Mailing List
Get the latest news by email.

Your email:

New Members

In order to serve you better, select your area code in the drop down list below.

Aller à la version française

2010 Kawasaki ER-6n Review


by Dustin A. Woods ,

The most impressive aspect of the ER must be that it is simply so versatile and easy to live with. The upright riding position means that shoulders are knot-free on long hauls, adjustable clutch and brake levers mean no hand strain, and the six-speed transmission is equipped with a neutral-finder that makes accessing neutral a breeze, when coming to a stop light or getting stuck in traffic. More to the point, while some bikes require an acclimatization period for the rider to become familiar, and more importantly, confident with ergos and balance, the ER-6n inspires confidence straight out of the gates. Semi-floating 2-piston calipers grab onto dual 300mm discs in the front, combined with the single-piston caliper biting a single 220 mm disc in the rear, offers crisp but manageable stopping power.

The ER’s instrumentation includes a clock, fuel gauge, trip meters, digital tachometer and a white-faced analog speedometer. Kawasaki has begun referring to the operating weight of their bikes as ‘Curb Mass,’ which in the case of the ER-6n is 200kgs, or 442 lbs.

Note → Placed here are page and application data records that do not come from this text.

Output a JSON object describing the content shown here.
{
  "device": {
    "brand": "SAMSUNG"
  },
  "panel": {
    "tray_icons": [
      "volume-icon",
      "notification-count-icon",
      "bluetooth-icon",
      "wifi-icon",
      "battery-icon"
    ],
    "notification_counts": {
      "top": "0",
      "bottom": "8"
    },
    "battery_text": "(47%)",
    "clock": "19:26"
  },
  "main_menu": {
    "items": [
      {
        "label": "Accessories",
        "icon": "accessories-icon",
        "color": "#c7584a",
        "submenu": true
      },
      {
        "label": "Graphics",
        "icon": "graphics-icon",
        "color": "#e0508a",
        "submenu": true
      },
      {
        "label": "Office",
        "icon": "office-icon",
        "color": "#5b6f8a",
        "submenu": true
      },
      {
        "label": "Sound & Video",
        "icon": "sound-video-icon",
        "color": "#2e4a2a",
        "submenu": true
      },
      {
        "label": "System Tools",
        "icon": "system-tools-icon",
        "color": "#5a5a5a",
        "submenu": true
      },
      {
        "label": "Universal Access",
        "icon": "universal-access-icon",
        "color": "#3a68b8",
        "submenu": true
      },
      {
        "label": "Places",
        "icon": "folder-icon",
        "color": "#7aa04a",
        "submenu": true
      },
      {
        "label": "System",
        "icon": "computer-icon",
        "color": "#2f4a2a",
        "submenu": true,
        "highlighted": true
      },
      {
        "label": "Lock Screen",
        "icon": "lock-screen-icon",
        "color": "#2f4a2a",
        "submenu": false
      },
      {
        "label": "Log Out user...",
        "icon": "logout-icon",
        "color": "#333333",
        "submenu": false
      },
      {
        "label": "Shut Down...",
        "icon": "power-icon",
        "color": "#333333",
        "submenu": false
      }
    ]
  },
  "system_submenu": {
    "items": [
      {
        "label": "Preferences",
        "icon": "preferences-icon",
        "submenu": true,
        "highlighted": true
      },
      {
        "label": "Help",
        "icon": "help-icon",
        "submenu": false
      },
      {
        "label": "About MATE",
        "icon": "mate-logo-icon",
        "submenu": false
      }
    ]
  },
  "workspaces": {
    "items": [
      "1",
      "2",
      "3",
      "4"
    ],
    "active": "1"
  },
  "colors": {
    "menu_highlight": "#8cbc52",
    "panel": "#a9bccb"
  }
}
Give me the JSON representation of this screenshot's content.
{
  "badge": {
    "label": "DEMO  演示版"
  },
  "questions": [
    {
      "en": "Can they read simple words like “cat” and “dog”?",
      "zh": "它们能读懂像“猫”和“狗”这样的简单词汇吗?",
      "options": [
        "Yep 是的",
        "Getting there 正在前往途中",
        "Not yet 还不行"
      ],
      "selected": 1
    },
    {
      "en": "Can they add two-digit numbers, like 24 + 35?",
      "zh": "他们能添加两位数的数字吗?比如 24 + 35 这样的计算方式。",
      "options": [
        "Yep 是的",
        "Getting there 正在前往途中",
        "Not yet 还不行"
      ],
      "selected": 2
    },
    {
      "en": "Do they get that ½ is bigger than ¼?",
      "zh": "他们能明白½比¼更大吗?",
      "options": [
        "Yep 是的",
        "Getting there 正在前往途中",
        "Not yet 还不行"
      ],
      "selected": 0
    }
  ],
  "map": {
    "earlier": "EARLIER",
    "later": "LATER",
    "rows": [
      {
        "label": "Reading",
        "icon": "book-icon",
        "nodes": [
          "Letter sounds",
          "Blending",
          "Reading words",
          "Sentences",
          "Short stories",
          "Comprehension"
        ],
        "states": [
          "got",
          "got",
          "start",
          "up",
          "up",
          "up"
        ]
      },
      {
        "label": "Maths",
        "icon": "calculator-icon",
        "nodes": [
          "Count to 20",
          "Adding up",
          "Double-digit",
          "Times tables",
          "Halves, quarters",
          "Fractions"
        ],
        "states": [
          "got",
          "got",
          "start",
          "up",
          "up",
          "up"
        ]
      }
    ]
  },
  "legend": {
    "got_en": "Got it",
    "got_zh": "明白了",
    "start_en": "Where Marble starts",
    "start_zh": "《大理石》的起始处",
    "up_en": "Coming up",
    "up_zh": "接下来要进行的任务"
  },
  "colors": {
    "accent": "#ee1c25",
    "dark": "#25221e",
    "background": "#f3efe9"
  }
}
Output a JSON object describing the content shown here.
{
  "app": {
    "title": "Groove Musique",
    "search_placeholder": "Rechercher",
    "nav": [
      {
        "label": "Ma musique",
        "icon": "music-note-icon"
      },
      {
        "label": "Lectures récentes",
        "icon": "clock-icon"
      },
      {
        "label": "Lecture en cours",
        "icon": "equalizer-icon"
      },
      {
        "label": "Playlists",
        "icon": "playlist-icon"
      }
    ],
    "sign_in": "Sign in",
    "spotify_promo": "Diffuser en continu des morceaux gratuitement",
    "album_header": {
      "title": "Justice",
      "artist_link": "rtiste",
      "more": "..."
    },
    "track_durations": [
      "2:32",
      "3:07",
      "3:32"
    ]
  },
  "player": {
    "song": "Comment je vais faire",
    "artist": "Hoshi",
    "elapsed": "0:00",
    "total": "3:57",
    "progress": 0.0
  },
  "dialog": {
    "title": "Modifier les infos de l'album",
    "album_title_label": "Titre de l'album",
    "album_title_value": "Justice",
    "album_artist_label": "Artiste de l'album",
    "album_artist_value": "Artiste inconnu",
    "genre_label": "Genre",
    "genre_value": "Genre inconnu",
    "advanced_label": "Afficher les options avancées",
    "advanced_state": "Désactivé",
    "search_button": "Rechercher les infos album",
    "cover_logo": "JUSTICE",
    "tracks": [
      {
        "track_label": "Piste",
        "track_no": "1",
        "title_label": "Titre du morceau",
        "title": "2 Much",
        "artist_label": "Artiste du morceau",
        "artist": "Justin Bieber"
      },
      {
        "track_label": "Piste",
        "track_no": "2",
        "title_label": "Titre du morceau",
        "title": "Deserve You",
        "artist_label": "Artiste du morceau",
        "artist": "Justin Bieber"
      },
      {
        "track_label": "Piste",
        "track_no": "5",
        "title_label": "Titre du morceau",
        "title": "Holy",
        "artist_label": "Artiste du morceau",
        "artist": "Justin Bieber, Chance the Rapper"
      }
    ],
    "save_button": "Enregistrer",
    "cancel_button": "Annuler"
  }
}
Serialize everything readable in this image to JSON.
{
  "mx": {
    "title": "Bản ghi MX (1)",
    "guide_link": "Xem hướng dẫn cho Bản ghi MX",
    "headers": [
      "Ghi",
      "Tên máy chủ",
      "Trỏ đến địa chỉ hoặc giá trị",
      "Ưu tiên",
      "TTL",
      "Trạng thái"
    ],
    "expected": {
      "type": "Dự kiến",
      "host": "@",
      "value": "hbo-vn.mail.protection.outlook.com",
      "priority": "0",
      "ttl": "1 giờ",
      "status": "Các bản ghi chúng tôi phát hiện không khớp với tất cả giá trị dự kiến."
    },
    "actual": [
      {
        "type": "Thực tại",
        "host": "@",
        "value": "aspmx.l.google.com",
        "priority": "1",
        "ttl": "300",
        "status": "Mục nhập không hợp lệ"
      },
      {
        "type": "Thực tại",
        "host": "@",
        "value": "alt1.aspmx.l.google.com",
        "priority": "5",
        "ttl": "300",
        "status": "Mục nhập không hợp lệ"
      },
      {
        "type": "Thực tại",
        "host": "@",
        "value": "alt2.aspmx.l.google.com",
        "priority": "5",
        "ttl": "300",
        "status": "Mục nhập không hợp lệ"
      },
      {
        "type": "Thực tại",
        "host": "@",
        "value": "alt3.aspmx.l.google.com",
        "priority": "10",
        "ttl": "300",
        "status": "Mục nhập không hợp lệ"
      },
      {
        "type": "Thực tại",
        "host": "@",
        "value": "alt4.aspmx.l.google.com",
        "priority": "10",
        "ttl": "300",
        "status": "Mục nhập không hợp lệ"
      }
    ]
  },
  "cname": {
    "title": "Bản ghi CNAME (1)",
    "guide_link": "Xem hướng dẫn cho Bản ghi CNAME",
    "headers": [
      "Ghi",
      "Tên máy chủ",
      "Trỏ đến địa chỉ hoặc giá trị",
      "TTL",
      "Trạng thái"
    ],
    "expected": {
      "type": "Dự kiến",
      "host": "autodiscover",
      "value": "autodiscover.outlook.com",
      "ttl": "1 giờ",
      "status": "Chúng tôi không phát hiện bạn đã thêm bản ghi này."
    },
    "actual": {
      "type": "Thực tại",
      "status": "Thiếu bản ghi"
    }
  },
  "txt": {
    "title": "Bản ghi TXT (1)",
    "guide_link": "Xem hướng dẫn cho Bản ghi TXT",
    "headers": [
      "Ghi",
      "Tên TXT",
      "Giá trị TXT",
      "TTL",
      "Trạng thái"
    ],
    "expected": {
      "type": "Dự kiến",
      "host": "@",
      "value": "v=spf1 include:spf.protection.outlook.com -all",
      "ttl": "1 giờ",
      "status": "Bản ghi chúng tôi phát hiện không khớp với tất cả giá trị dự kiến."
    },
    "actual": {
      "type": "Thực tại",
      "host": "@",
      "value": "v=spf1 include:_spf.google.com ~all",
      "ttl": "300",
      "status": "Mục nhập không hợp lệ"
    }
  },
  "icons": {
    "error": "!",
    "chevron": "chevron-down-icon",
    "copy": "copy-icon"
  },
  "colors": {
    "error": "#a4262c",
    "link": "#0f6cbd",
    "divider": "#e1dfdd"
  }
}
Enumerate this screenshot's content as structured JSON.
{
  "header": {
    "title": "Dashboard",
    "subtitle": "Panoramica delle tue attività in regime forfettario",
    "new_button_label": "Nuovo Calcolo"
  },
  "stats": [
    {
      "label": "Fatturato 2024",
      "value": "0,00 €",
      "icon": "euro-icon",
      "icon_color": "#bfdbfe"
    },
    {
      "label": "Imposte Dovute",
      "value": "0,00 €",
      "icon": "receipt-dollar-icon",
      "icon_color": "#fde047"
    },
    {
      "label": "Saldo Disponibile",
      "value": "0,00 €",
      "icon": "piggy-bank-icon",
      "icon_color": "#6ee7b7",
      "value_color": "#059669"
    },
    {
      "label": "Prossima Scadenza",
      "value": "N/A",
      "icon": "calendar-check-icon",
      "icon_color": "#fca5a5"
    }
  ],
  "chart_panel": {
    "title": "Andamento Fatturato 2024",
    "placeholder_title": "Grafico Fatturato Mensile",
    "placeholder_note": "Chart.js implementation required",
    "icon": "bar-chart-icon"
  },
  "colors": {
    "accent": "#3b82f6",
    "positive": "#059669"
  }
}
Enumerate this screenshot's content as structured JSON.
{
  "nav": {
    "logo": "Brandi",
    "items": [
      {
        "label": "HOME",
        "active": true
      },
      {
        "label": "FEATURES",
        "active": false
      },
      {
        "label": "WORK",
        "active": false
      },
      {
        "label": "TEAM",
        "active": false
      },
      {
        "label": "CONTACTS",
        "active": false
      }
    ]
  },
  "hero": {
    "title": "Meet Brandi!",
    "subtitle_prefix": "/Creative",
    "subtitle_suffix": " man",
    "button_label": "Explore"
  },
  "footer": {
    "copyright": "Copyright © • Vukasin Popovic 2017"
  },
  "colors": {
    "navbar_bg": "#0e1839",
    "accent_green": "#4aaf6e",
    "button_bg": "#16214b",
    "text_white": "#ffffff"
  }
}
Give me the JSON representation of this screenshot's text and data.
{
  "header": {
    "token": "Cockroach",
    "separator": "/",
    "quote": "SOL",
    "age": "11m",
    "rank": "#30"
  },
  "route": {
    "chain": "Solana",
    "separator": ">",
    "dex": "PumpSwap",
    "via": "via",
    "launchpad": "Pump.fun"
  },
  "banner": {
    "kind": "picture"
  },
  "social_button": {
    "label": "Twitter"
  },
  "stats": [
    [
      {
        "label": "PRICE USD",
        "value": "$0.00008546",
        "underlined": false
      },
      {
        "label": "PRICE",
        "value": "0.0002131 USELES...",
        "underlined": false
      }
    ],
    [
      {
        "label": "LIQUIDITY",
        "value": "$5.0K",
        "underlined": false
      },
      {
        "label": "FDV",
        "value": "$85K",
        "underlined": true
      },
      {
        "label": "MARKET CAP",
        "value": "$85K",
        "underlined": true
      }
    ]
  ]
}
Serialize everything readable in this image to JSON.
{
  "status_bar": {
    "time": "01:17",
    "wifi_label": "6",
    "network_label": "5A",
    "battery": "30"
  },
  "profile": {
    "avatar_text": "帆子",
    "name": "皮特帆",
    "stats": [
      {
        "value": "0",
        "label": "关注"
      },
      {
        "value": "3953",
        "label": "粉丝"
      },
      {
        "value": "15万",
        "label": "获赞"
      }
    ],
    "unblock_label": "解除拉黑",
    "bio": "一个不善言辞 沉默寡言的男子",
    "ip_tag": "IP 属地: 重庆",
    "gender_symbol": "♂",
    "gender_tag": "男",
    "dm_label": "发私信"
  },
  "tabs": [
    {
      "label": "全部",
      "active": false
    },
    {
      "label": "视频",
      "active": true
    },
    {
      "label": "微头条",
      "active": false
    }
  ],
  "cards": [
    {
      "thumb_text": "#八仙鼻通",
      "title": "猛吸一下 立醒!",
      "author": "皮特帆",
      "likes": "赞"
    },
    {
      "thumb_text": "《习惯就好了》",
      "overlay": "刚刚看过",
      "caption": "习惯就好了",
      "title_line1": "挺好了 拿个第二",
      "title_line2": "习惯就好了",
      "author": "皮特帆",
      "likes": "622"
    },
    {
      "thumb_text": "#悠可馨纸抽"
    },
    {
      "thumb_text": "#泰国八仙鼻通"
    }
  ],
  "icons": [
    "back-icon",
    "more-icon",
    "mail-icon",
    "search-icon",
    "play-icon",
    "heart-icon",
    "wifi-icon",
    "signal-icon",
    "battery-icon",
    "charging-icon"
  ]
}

While only available in Pearl Blazing Orange and Ebony for 2010, my ‘09 tester was outfitted in the candy-coloured Plasma Blue that bows out of the lineup for the 2010 model year.

Love that short, small and low exhaust system.

With striking action hero looks and a no-frills badass attitude, what’s not to love about a naked bike? Well, two words: wind buffeting. Riding at triple-digit highway speeds in an upright position, had me feeling like a bobble-head doll, as the tiny fairings that surround the gauge cluster and radiator seem to agitate the wind passing by instead of making friends with it. Tucking in did little to help the cause as there is little to hide behind. (Dustin, what else did you expect on a naked bike? Ed.)

The seat, which would appear to compromise good looks for comfort, effectively manages to achieve neither. This supports the case that the ER-6n is probably best suited to weekend warrior status or commuter duty rather than being anyone’s top choice for long hauls.

Whether you happen to be a newbie looking for a well-balanced beginner bike that doesn’t look like it should have training wheels, or are a veteran rider looking for a tossable bike that’s a blast on short hauls, the ER-6n is certainly worth a second look.

Agile, sporty handling characteristics
Edgy appearance
Attractive price point

Slightly cramped for long legs

Annoying wind buffeting
Banana seat detracts from otherwise aggressive appearance

Photo Credit : Kawasaki
<< 1 - 2